*** Information provided ***

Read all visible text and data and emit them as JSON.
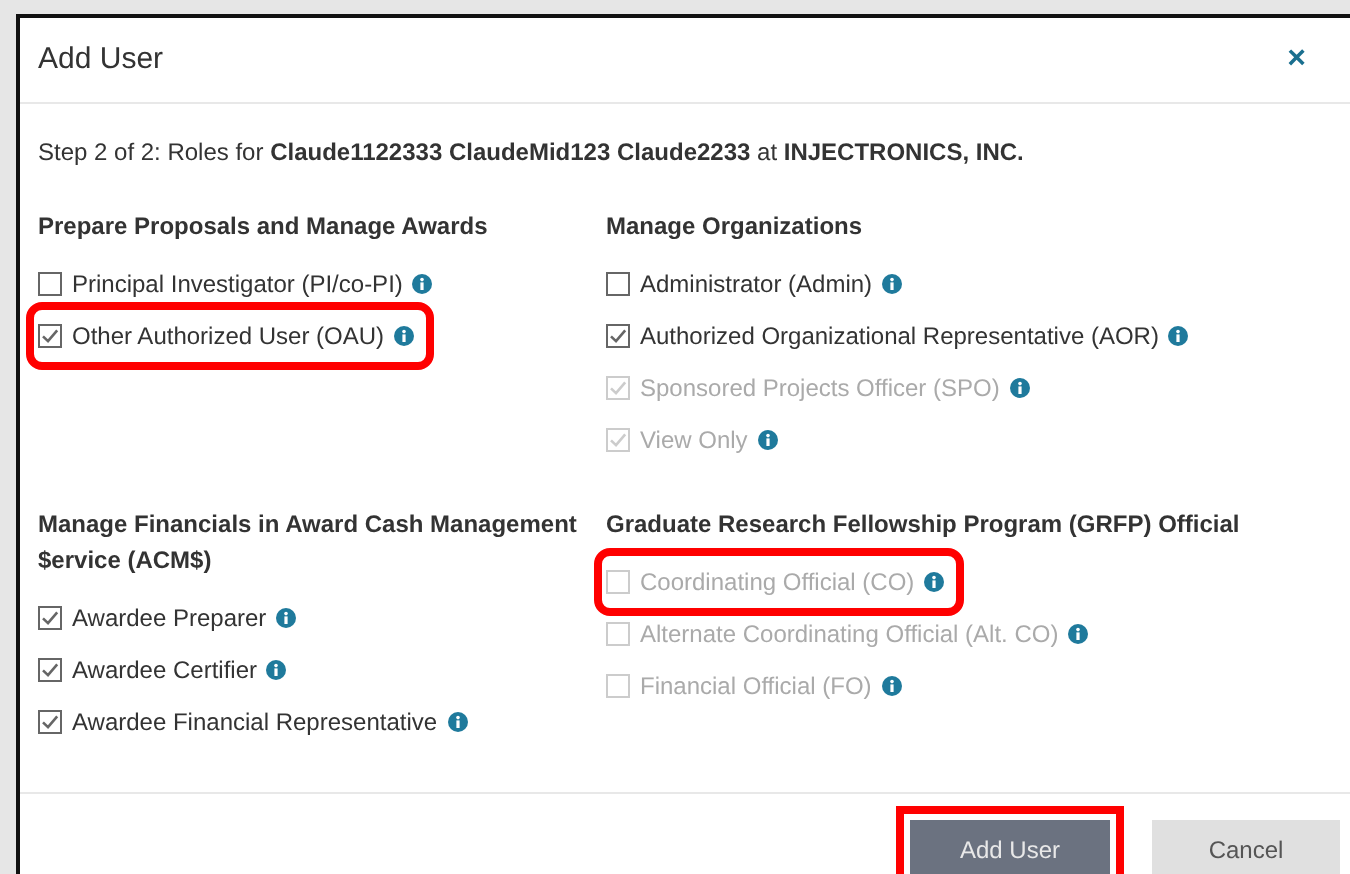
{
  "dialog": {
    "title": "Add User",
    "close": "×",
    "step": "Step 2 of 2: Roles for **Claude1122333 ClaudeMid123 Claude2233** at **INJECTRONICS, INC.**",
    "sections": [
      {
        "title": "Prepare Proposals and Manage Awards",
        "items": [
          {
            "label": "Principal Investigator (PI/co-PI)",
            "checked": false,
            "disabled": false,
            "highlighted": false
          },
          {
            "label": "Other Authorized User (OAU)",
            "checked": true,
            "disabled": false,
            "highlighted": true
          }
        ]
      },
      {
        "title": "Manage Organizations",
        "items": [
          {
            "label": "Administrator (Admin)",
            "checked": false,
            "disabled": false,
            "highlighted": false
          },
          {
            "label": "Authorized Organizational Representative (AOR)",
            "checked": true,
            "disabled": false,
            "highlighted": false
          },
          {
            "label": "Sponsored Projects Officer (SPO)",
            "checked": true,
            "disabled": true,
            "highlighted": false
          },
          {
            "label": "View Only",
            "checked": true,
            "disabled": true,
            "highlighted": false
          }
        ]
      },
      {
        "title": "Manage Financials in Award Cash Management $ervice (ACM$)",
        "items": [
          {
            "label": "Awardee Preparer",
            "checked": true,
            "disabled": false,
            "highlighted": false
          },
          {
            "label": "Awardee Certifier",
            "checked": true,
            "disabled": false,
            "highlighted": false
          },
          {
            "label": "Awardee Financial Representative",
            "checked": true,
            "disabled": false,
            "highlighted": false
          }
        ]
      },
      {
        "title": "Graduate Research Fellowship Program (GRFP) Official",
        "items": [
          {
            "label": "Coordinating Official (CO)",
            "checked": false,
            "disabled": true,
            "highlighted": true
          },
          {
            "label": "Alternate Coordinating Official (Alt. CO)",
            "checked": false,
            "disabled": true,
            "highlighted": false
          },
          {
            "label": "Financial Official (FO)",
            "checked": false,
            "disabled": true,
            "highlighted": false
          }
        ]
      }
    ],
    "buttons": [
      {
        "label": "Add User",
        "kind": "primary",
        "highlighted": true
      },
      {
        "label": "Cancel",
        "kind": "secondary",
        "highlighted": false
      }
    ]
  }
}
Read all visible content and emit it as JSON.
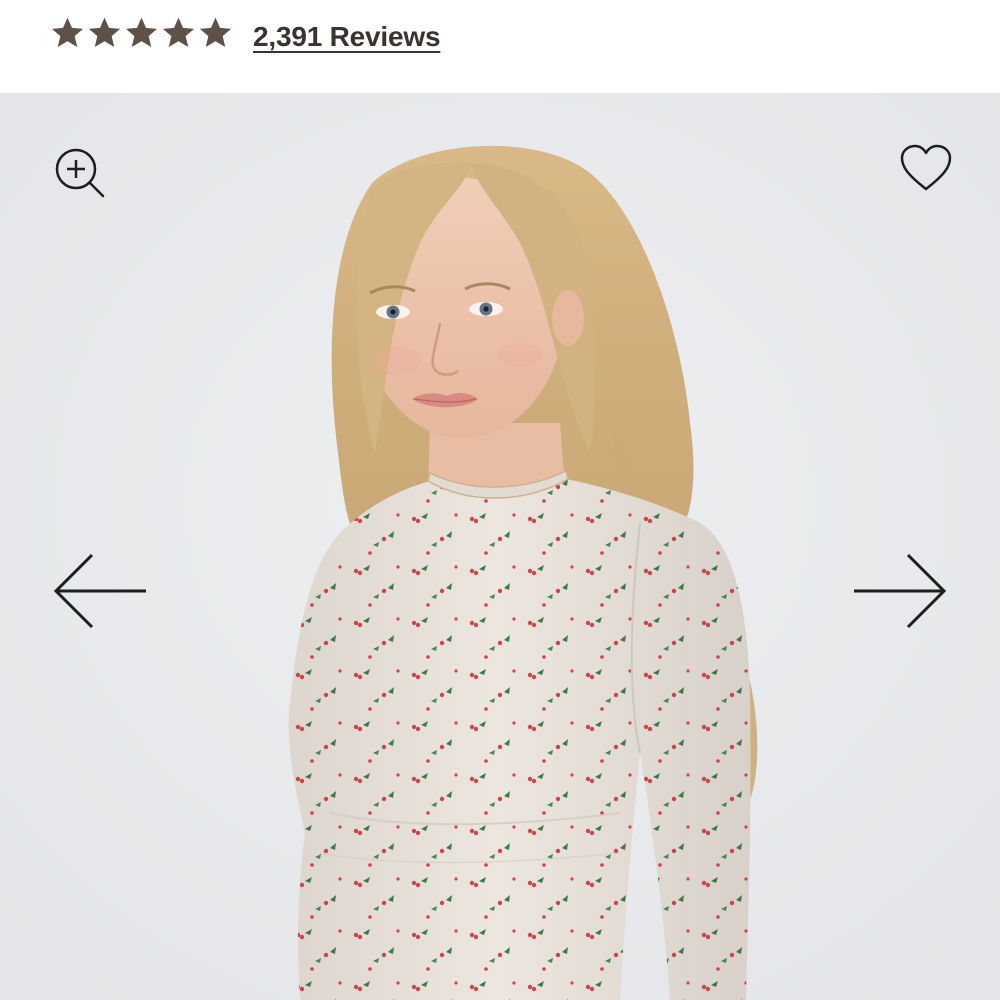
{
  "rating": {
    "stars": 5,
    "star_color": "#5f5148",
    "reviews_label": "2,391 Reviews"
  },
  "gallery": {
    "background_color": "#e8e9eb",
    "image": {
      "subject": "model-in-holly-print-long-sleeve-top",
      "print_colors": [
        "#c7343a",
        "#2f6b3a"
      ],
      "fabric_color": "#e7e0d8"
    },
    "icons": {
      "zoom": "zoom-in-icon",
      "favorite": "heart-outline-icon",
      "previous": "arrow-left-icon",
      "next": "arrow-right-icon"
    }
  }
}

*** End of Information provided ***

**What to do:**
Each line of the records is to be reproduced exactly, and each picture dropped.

**Output:**
Read all visible text and data and emit them as JSON.
{
  "dialog": {
    "title": "Add User",
    "close": "×",
    "step": "Step 2 of 2: Roles for **Claude1122333 ClaudeMid123 Claude2233** at **INJECTRONICS, INC.**",
    "sections": [
      {
        "title": "Prepare Proposals and Manage Awards",
        "items": [
          {
            "label": "Principal Investigator (PI/co-PI)",
            "checked": false,
            "disabled": false,
            "highlighted": false
          },
          {
            "label": "Other Authorized User (OAU)",
            "checked": true,
            "disabled": false,
            "highlighted": true
          }
        ]
      },
      {
        "title": "Manage Organizations",
        "items": [
          {
            "label": "Administrator (Admin)",
            "checked": false,
            "disabled": false,
            "highlighted": false
          },
          {
            "label": "Authorized Organizational Representative (AOR)",
            "checked": true,
            "disabled": false,
            "highlighted": false
          },
          {
            "label": "Sponsored Projects Officer (SPO)",
            "checked": true,
            "disabled": true,
            "highlighted": false
          },
          {
            "label": "View Only",
            "checked": true,
            "disabled": true,
            "highlighted": false
          }
        ]
      },
      {
        "title": "Manage Financials in Award Cash Management $ervice (ACM$)",
        "items": [
          {
            "label": "Awardee Preparer",
            "checked": true,
            "disabled": false,
            "highlighted": false
          },
          {
            "label": "Awardee Certifier",
            "checked": true,
            "disabled": false,
            "highlighted": false
          },
          {
            "label": "Awardee Financial Representative",
            "checked": true,
            "disabled": false,
            "highlighted": false
          }
        ]
      },
      {
        "title": "Graduate Research Fellowship Program (GRFP) Official",
        "items": [
          {
            "label": "Coordinating Official (CO)",
            "checked": false,
            "disabled": true,
            "highlighted": true
          },
          {
            "label": "Alternate Coordinating Official (Alt. CO)",
            "checked": false,
            "disabled": true,
            "highlighted": false
          },
          {
            "label": "Financial Official (FO)",
            "checked": false,
            "disabled": true,
            "highlighted": false
          }
        ]
      }
    ],
    "buttons": [
      {
        "label": "Add User",
        "kind": "primary",
        "highlighted": true
      },
      {
        "label": "Cancel",
        "kind": "secondary",
        "highlighted": false
      }
    ]
  }
}
Read all visible content and emit it as JSON.
{
  "rating": {
    "stars": 5,
    "star_color": "#5f5148",
    "reviews_label": "2,391 Reviews"
  },
  "gallery": {
    "background_color": "#e8e9eb",
    "image": {
      "subject": "model-in-holly-print-long-sleeve-top",
      "print_colors": [
        "#c7343a",
        "#2f6b3a"
      ],
      "fabric_color": "#e7e0d8"
    },
    "icons": {
      "zoom": "zoom-in-icon",
      "favorite": "heart-outline-icon",
      "previous": "arrow-left-icon",
      "next": "arrow-right-icon"
    }
  }
}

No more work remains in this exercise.